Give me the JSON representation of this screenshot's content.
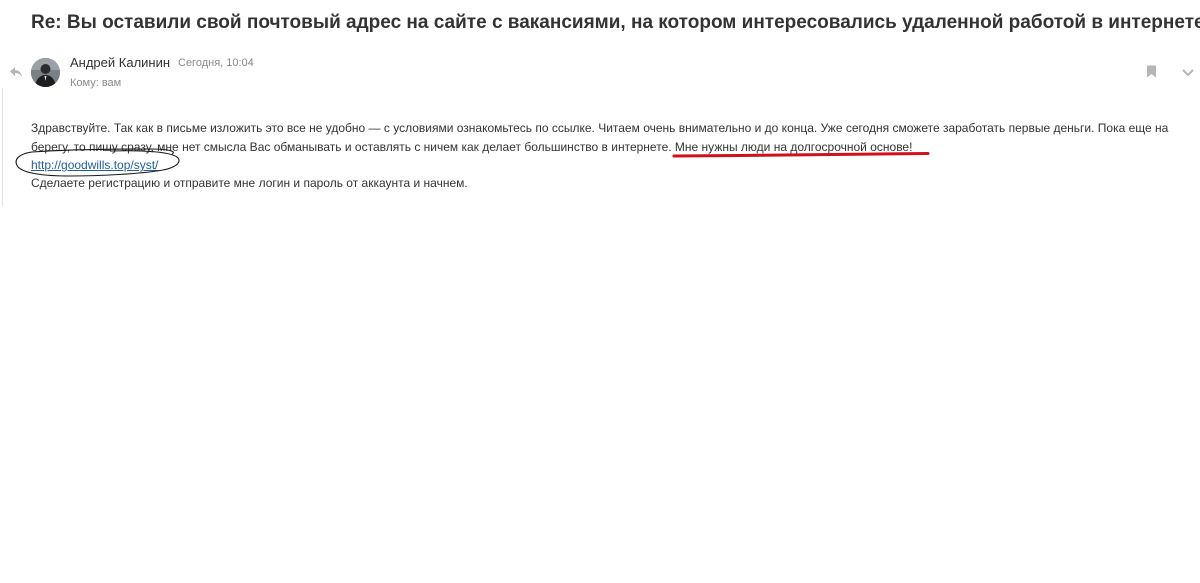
{
  "email": {
    "subject": "Re: Вы оставили свой почтовый адрес на сайте с вакансиями, на котором интересовались удаленной работой в интернете?",
    "sender": {
      "name": "Андрей Калинин",
      "date": "Сегодня, 10:04"
    },
    "recipient": "Кому: вам",
    "body": {
      "line1": "Здравствуйте. Так как в письме изложить это все не удобно — с условиями ознакомьтесь по ссылке. Читаем очень внимательно и до конца. Уже сегодня сможете заработать первые деньги. Пока еще на",
      "line2_main": "берегу, то пишу сразу, мне нет смысла Вас обманывать и оставлять с ничем как делает большинство в интернете. ",
      "line2_highlight": "Мне нужны люди на долгосрочной основе!",
      "link": "http://goodwills.top/syst/",
      "line4": "Сделаете регистрацию и отправите мне логин и пароль от аккаунта и начнем."
    }
  },
  "icons": {
    "reply": "reply-arrow-icon",
    "avatar": "user-photo",
    "bookmark": "bookmark-icon",
    "more": "more-vertical-icon"
  },
  "colors": {
    "link": "#1f5f9d",
    "underline_annotation": "#d0101a",
    "circle_annotation": "#1a1a1a"
  }
}
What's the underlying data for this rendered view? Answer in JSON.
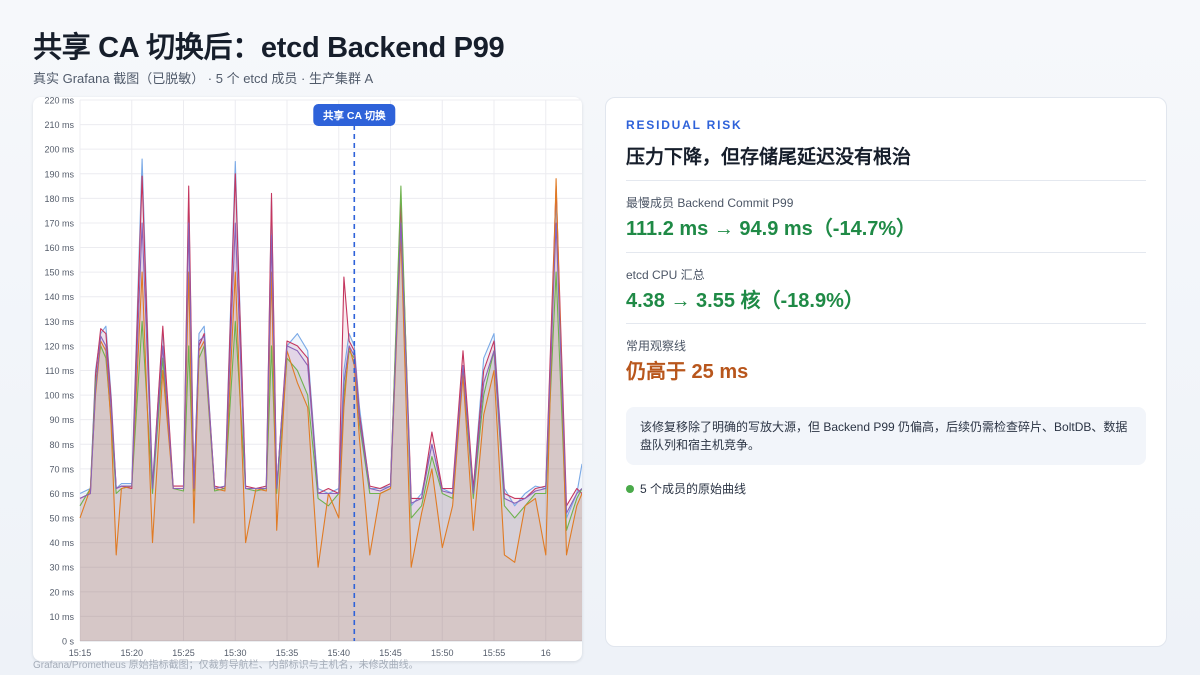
{
  "page": {
    "title": "共享 CA 切换后：etcd Backend P99",
    "subtitle": "真实 Grafana 截图（已脱敏） · 5 个 etcd 成员 · 生产集群 A",
    "caption": "Grafana/Prometheus 原始指标截图；仅裁剪导航栏、内部标识与主机名，未修改曲线。"
  },
  "chart": {
    "switch_label": "共享 CA 切换"
  },
  "chart_data": {
    "type": "line",
    "x_ticks": [
      "15:15",
      "15:20",
      "15:25",
      "15:30",
      "15:35",
      "15:40",
      "15:45",
      "15:50",
      "15:55",
      "16"
    ],
    "y_ticks": [
      "0 s",
      "10 ms",
      "20 ms",
      "30 ms",
      "40 ms",
      "50 ms",
      "60 ms",
      "70 ms",
      "80 ms",
      "90 ms",
      "100 ms",
      "110 ms",
      "120 ms",
      "130 ms",
      "140 ms",
      "150 ms",
      "160 ms",
      "170 ms",
      "180 ms",
      "190 ms",
      "200 ms",
      "210 ms",
      "220 ms"
    ],
    "ylim": [
      0,
      220
    ],
    "xlim": [
      0,
      48.5
    ],
    "x_unit": "minutes after 15:15",
    "switch_x": 26.5,
    "colors": [
      "#7aa9e6",
      "#c4365f",
      "#6fb24e",
      "#e07b24",
      "#8a63b8"
    ],
    "grid": true,
    "series": [
      {
        "x": [
          0,
          1,
          1.5,
          2,
          2.5,
          3,
          3.5,
          4,
          5,
          6,
          7,
          8,
          9,
          10,
          10.5,
          11,
          11.5,
          12,
          13,
          14,
          15,
          16,
          17,
          18,
          18.5,
          19,
          20,
          21,
          22,
          23,
          24,
          25,
          25.5,
          26,
          26.5,
          27,
          28,
          29,
          30,
          31,
          32,
          33,
          34,
          35,
          36,
          37,
          38,
          39,
          40,
          41,
          42,
          43,
          44,
          45,
          46,
          47,
          48,
          48.5
        ],
        "y": [
          60,
          62,
          110,
          125,
          128,
          100,
          62,
          64,
          64,
          196,
          64,
          126,
          62,
          62,
          180,
          62,
          125,
          128,
          62,
          63,
          195,
          62,
          62,
          63,
          180,
          62,
          120,
          125,
          118,
          62,
          60,
          62,
          110,
          125,
          120,
          95,
          62,
          62,
          63,
          175,
          55,
          60,
          80,
          62,
          60,
          112,
          62,
          115,
          125,
          62,
          55,
          60,
          63,
          62,
          180,
          50,
          60,
          72
        ]
      },
      {
        "x": [
          0,
          1,
          1.5,
          2,
          2.5,
          3,
          3.5,
          4,
          5,
          6,
          7,
          8,
          9,
          10,
          10.5,
          11,
          11.5,
          12,
          13,
          14,
          15,
          16,
          17,
          18,
          18.5,
          19,
          20,
          21,
          22,
          23,
          24,
          25,
          25.5,
          26,
          26.5,
          27,
          28,
          29,
          30,
          31,
          32,
          33,
          34,
          35,
          36,
          37,
          38,
          39,
          40,
          41,
          42,
          43,
          44,
          45,
          46,
          47,
          48,
          48.5
        ],
        "y": [
          58,
          60,
          108,
          127,
          125,
          98,
          62,
          63,
          62,
          189,
          62,
          128,
          63,
          63,
          185,
          62,
          120,
          125,
          63,
          62,
          190,
          63,
          62,
          63,
          182,
          62,
          122,
          120,
          115,
          60,
          62,
          60,
          148,
          122,
          118,
          92,
          63,
          62,
          64,
          178,
          58,
          58,
          85,
          62,
          62,
          118,
          62,
          110,
          122,
          60,
          58,
          58,
          62,
          63,
          185,
          55,
          62,
          60
        ]
      },
      {
        "x": [
          0,
          1,
          1.5,
          2,
          2.5,
          3,
          3.5,
          4,
          5,
          6,
          7,
          8,
          9,
          10,
          10.5,
          11,
          11.5,
          12,
          13,
          14,
          15,
          16,
          17,
          18,
          18.5,
          19,
          20,
          21,
          22,
          23,
          24,
          25,
          25.5,
          26,
          26.5,
          27,
          28,
          29,
          30,
          31,
          32,
          33,
          34,
          35,
          36,
          37,
          38,
          39,
          40,
          41,
          42,
          43,
          44,
          45,
          46,
          47,
          48,
          48.5
        ],
        "y": [
          55,
          62,
          105,
          120,
          115,
          90,
          60,
          62,
          63,
          130,
          60,
          115,
          62,
          61,
          120,
          61,
          115,
          120,
          61,
          62,
          130,
          62,
          61,
          62,
          120,
          60,
          115,
          110,
          100,
          58,
          55,
          60,
          100,
          118,
          115,
          88,
          60,
          60,
          62,
          185,
          50,
          55,
          75,
          60,
          58,
          110,
          58,
          100,
          118,
          55,
          50,
          55,
          60,
          60,
          150,
          45,
          58,
          62
        ]
      },
      {
        "x": [
          0,
          1,
          1.5,
          2,
          2.5,
          3,
          3.5,
          4,
          5,
          6,
          7,
          8,
          9,
          10,
          10.5,
          11,
          11.5,
          12,
          13,
          14,
          15,
          16,
          17,
          18,
          18.5,
          19,
          20,
          21,
          22,
          23,
          24,
          25,
          25.5,
          26,
          26.5,
          27,
          28,
          29,
          30,
          31,
          32,
          33,
          34,
          35,
          36,
          37,
          38,
          39,
          40,
          41,
          42,
          43,
          44,
          45,
          46,
          47,
          48,
          48.5
        ],
        "y": [
          50,
          62,
          100,
          122,
          118,
          88,
          35,
          62,
          63,
          150,
          40,
          110,
          62,
          62,
          150,
          48,
          118,
          122,
          62,
          61,
          150,
          40,
          62,
          61,
          150,
          45,
          118,
          105,
          95,
          30,
          60,
          50,
          95,
          120,
          112,
          82,
          35,
          60,
          62,
          165,
          30,
          52,
          70,
          38,
          55,
          108,
          45,
          92,
          110,
          35,
          32,
          55,
          58,
          35,
          188,
          35,
          55,
          60
        ]
      },
      {
        "x": [
          0,
          1,
          1.5,
          2,
          2.5,
          3,
          3.5,
          4,
          5,
          6,
          7,
          8,
          9,
          10,
          10.5,
          11,
          11.5,
          12,
          13,
          14,
          15,
          16,
          17,
          18,
          18.5,
          19,
          20,
          21,
          22,
          23,
          24,
          25,
          25.5,
          26,
          26.5,
          27,
          28,
          29,
          30,
          31,
          32,
          33,
          34,
          35,
          36,
          37,
          38,
          39,
          40,
          41,
          42,
          43,
          44,
          45,
          46,
          47,
          48,
          48.5
        ],
        "y": [
          58,
          60,
          102,
          124,
          120,
          95,
          62,
          63,
          63,
          170,
          62,
          120,
          62,
          62,
          170,
          62,
          122,
          124,
          62,
          63,
          170,
          62,
          62,
          62,
          165,
          62,
          120,
          118,
          112,
          60,
          60,
          60,
          105,
          120,
          116,
          90,
          62,
          61,
          63,
          170,
          56,
          58,
          80,
          61,
          60,
          112,
          60,
          105,
          118,
          58,
          56,
          58,
          61,
          62,
          170,
          52,
          60,
          62
        ]
      }
    ]
  },
  "card": {
    "eyebrow": "RESIDUAL RISK",
    "headline": "压力下降，但存储尾延迟没有根治",
    "metrics": [
      {
        "label": "最慢成员 Backend Commit P99",
        "value": "111.2 ms → 94.9 ms（-14.7%）"
      },
      {
        "label": "etcd CPU 汇总",
        "value": "4.38 → 3.55 核（-18.9%）"
      },
      {
        "label": "常用观察线",
        "value": "仍高于 25 ms"
      }
    ],
    "note": "该修复移除了明确的写放大源，但 Backend P99 仍偏高，后续仍需检查碎片、BoltDB、数据盘队列和宿主机竞争。",
    "legend": "5 个成员的原始曲线",
    "colors": {
      "accent": "#2e62d9",
      "good": "#1f8a46",
      "warn": "#b8561c",
      "legend_dot": "#4aaa4a"
    }
  }
}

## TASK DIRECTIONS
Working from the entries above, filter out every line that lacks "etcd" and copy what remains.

## ANSWER BOX
    "title": "共享 CA 切换后：etcd Backend P99",
    "subtitle": "真实 Grafana 截图（已脱敏） · 5 个 etcd 成员 · 生产集群 A",
        "label": "etcd CPU 汇总",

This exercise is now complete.